‘Magic, yes of course, and also tragic, even strategic.’ He spoke quickly, looking Jack in the eye. He knew, as his uncle Amrit patiently had taught him, top patter relies on improvising between the facts. He had a challenge on his hands to tell his children about one day and he wasn’t about to let it get away on account of awkward silences. ‘Only yesterday a most magical selection was delivered from the Beryan district near the border with Nepal, home to generations of distinguished weavers. The cloth is sourced from the hills. Well-kept secrets do not travel far. Let me show you.’

He ducked into the alcove and returned with a small silver key that fitted into the lock of a cupboard set flush into the wall from which in brisk movements he extracted another, larger key. He used this in the catch of an ornately carved mahogany chest, opening the top and gingerly lifting out a set of thick rolled rugs that he laid alongside the kilims at Jack’s feet. With an extra wink and a hand flourish he implied that these were very special examples indeed. Then he relocked the cupboard and put both keys in his pocket. ‘The plain truth,’ he continued, ‘though one not regularly divulged to Tom and Harry, if you catch me, is that all the carpets we have here at my Orientalist Bazaar are magic ones. The trick is to find the right one for you.’

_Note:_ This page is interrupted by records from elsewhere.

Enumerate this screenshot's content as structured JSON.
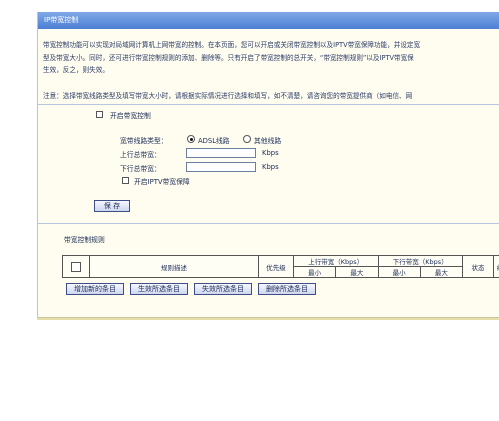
{
  "panel": {
    "title": "IP带宽控制",
    "intro_line1": "带宽控制功能可以实现对局域网计算机上网带宽的控制。在本页面，您可以开启或关闭带宽控制以及IPTV带宽保障功能，并设定宽",
    "intro_line2": "型及带宽大小。同时，还可进行带宽控制规则的添加、删除等。只有开启了带宽控制的总开关，“带宽控制规则”以及IPTV带宽保",
    "intro_line3": "生效，反之，则失效。",
    "note": "注意：选择带宽线路类型及填写带宽大小时，请根据实际情况进行选择和填写，如不清楚，请咨询您的带宽提供商（如电信、网"
  },
  "settings": {
    "enable_label": "开启带宽控制",
    "line_type_label": "宽带线路类型：",
    "line_options": [
      "ADSL线路",
      "其他线路"
    ],
    "selected_line": "ADSL线路",
    "upload_label": "上行总带宽：",
    "upload_value": "",
    "download_label": "下行总带宽：",
    "download_value": "",
    "unit": "Kbps",
    "iptv_label": "开启IPTV带宽保障",
    "save_label": "保 存"
  },
  "rules": {
    "section_title": "带宽控制规则",
    "col_desc": "规则描述",
    "col_priority": "优先级",
    "col_upload": "上行带宽（Kbps）",
    "col_download": "下行带宽（Kbps）",
    "col_min": "最小",
    "col_max": "最大",
    "col_status": "状态",
    "col_edit": "编"
  },
  "actions": {
    "add": "增加新的条目",
    "enable_selected": "生效所选条目",
    "disable_selected": "失效所选条目",
    "delete_selected": "删除所选条目"
  }
}
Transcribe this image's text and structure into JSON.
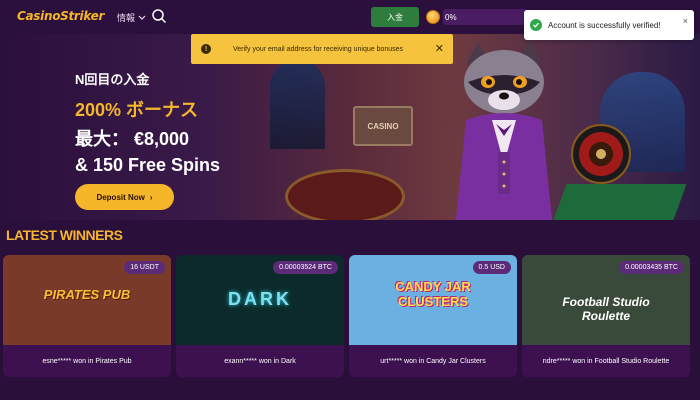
{
  "header": {
    "logo": "CasinoStriker",
    "menu_label": "情報",
    "deposit_label": "入金",
    "progress_text": "0%",
    "progress_value": 0
  },
  "toast": {
    "text": "Account is successfully verified!",
    "close_label": "×"
  },
  "warning": {
    "icon": "!",
    "text": "Verify your email address for receiving unique bonuses",
    "close_label": "✕"
  },
  "hero": {
    "line1": "N回目の入金",
    "line2": "200% ボーナス",
    "line3": "最大： €8,000",
    "line4": "& 150 Free Spins",
    "cta_label": "Deposit Now",
    "cta_arrow": "›",
    "sign_text": "CASINO"
  },
  "latest_winners": {
    "title": "LATEST WINNERS",
    "cards": [
      {
        "amount": "16 USDT",
        "caption": "esne***** won in Pirates Pub",
        "art": "PIRATES PUB",
        "bg": "#7a3a2a"
      },
      {
        "amount": "0.00003524 BTC",
        "caption": "exann***** won in Dark",
        "art": "DARK",
        "bg": "#0d2a2a"
      },
      {
        "amount": "0.5 USD",
        "caption": "urt***** won in Candy Jar Clusters",
        "art": "CANDY JAR CLUSTERS",
        "bg": "#6ab0e0"
      },
      {
        "amount": "0.00003435 BTC",
        "caption": "ndre***** won in Football Studio Roulette",
        "art": "Football Studio Roulette",
        "bg": "#3a4a3a"
      }
    ]
  },
  "colors": {
    "accent": "#f6b62a",
    "background": "#2a0f3b",
    "success": "#2ea84a",
    "warning": "#f5c33d"
  }
}
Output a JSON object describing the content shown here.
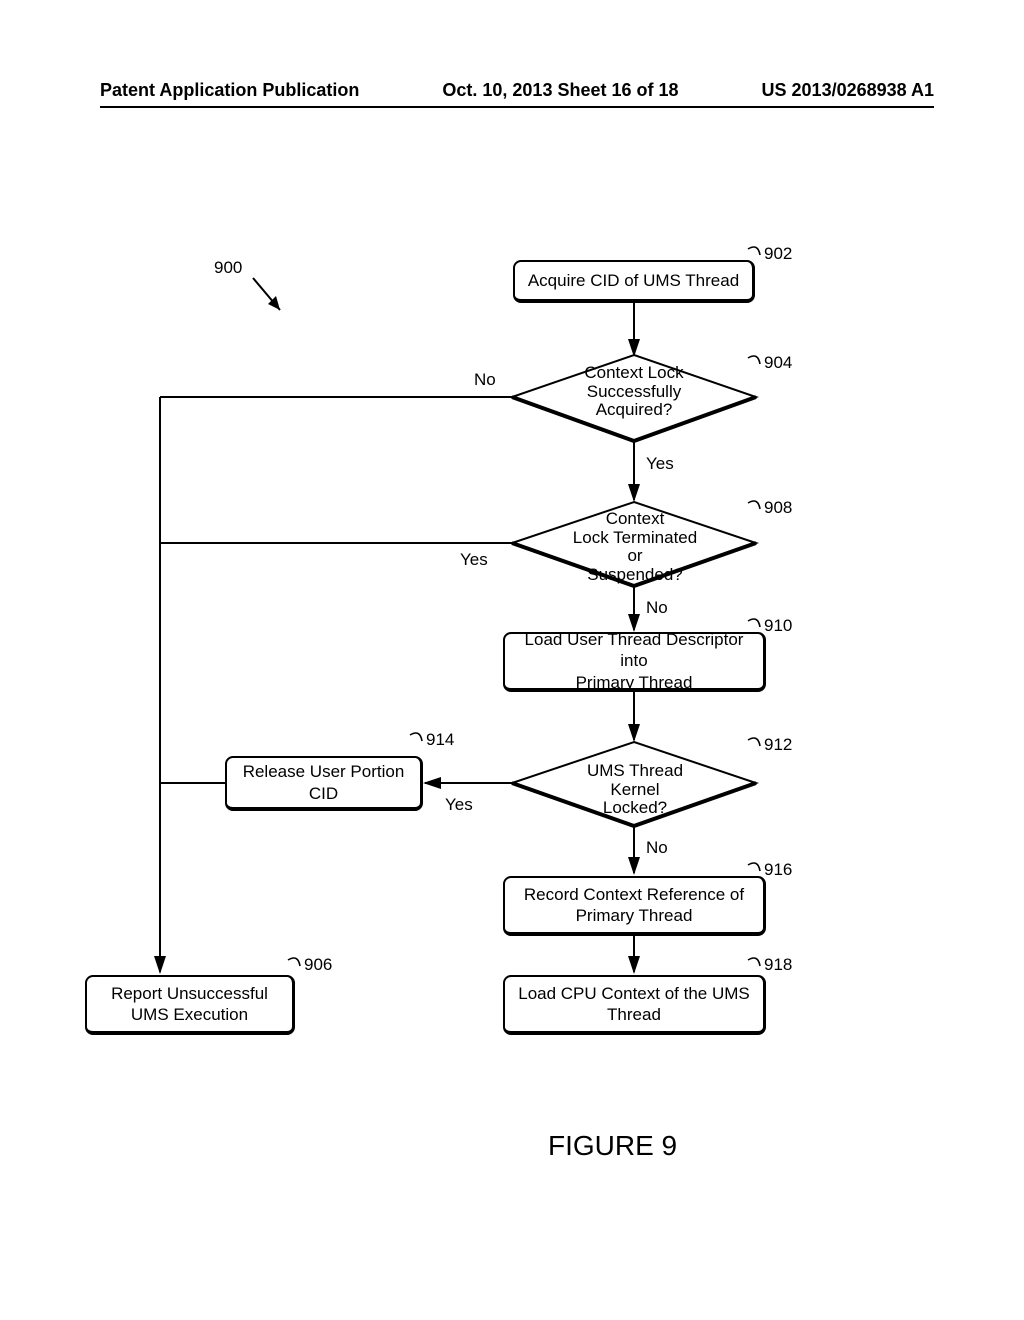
{
  "header": {
    "left": "Patent Application Publication",
    "center": "Oct. 10, 2013   Sheet 16 of 18",
    "right": "US 2013/0268938 A1"
  },
  "refs": {
    "n900": "900",
    "n902": "902",
    "n904": "904",
    "n906": "906",
    "n908": "908",
    "n910": "910",
    "n912": "912",
    "n914": "914",
    "n916": "916",
    "n918": "918"
  },
  "blocks": {
    "b902": "Acquire CID of UMS Thread",
    "b904_l1": "Context Lock",
    "b904_l2": "Successfully",
    "b904_l3": "Acquired?",
    "b908_l1": "Context",
    "b908_l2": "Lock Terminated or",
    "b908_l3": "Suspended?",
    "b910_l1": "Load User Thread Descriptor into",
    "b910_l2": "Primary Thread",
    "b912_l1": "UMS Thread Kernel",
    "b912_l2": "Locked?",
    "b914_l1": "Release User Portion",
    "b914_l2": "CID",
    "b916_l1": "Record Context Reference of",
    "b916_l2": "Primary Thread",
    "b918_l1": "Load CPU Context of the UMS",
    "b918_l2": "Thread",
    "b906_l1": "Report Unsuccessful",
    "b906_l2": "UMS Execution"
  },
  "edges": {
    "no": "No",
    "yes": "Yes"
  },
  "figure": "FIGURE 9"
}
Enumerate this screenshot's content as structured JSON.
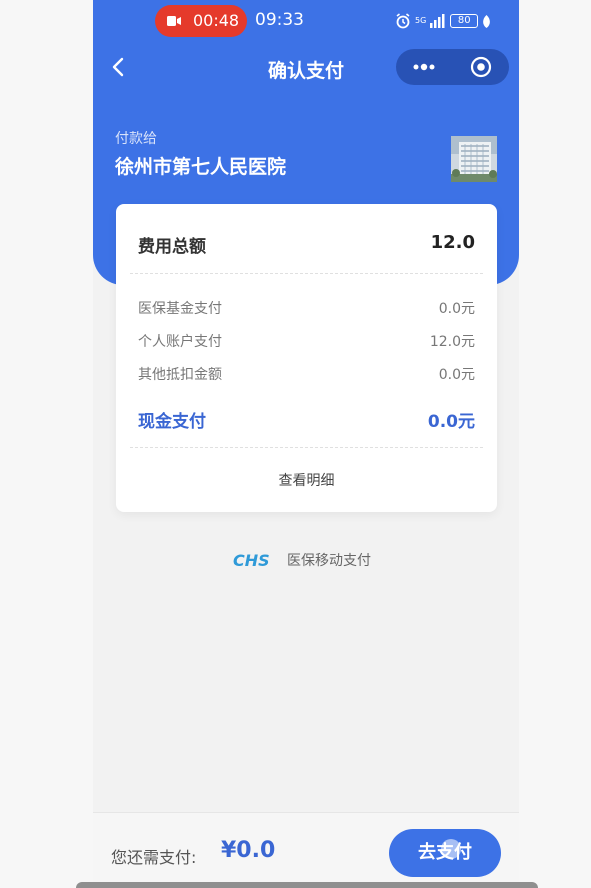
{
  "status_bar": {
    "recording_time": "00:48",
    "clock": "09:33",
    "network": "5G",
    "battery": "80",
    "icons": [
      "camera-record-icon",
      "alarm-icon",
      "signal-icon",
      "battery-icon",
      "leaf-icon"
    ]
  },
  "nav": {
    "title": "确认支付",
    "back_icon": "chevron-left-icon",
    "more_icon": "more-dots-icon",
    "target_icon": "target-circle-icon"
  },
  "payee": {
    "label": "付款给",
    "name": "徐州市第七人民医院"
  },
  "bill": {
    "total_label": "费用总额",
    "total_value": "12.0",
    "items": [
      {
        "label": "医保基金支付",
        "value": "0.0元"
      },
      {
        "label": "个人账户支付",
        "value": "12.0元"
      },
      {
        "label": "其他抵扣金额",
        "value": "0.0元"
      }
    ],
    "cash_label": "现金支付",
    "cash_value": "0.0元",
    "details_link": "查看明细"
  },
  "brand": {
    "logo_text": "CHS",
    "name": "医保移动支付"
  },
  "footer": {
    "remain_label": "您还需支付:",
    "remain_amount": "¥0.0",
    "pay_button": "去支付"
  },
  "colors": {
    "primary": "#3d72e6",
    "accent_text": "#3a66d3",
    "recording": "#e53a2b",
    "background": "#f2f2f2"
  }
}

Jack sat down on a small stack of gabehs and looked at the thousands heaped around him. ‘How can I choose? I mean, there are so many. And if they’re all magic…’

‘Size of a door, super-fluffy underlay, Hindu god design.’ Siddharth picked up a nearby rug and with a flourish opened it in front of Jack. ‘Extremely magical. All the usual, plus special features for the initiated. If I may be bold, Jack, I estimate you are in the region of exchanging perhaps around eight hundred pounds or so, isn’t it?’

Jack nodded.

The sprightly shopkeeper then skipped to the other side of where Jack was sitting and whipped open another. It was cream and grey with swirls of geometric patterning and plum red floral borders.

‘Slightly more splendid, only nine hundred and fifty. With gold thread fringe and craft guarantee.’

Jack nodded.

Carpet after carpet was unfurled with a flick of the wrist by the effervescent Mr. Prasad. Jack watched carefully trying to decide between them.

‘As you can see with your very own eyes, Jack,’ Siddharth said, pausing for a moment his stream of descriptive phrases, ‘selecting the right carpet is a matter of no slight deliberation. What I have shown you is merely an introduction. Perhaps let me leave you for a few moments to spend with yourself to feel out the right one. How about I make some superior coffee for us?’ He turned and made his way through to the doorway at the back of the shop, leaving Jack, who was relieved at the sudden prospect of calm, to rummage through two six-foot thick stacks.

// Second half posted soon…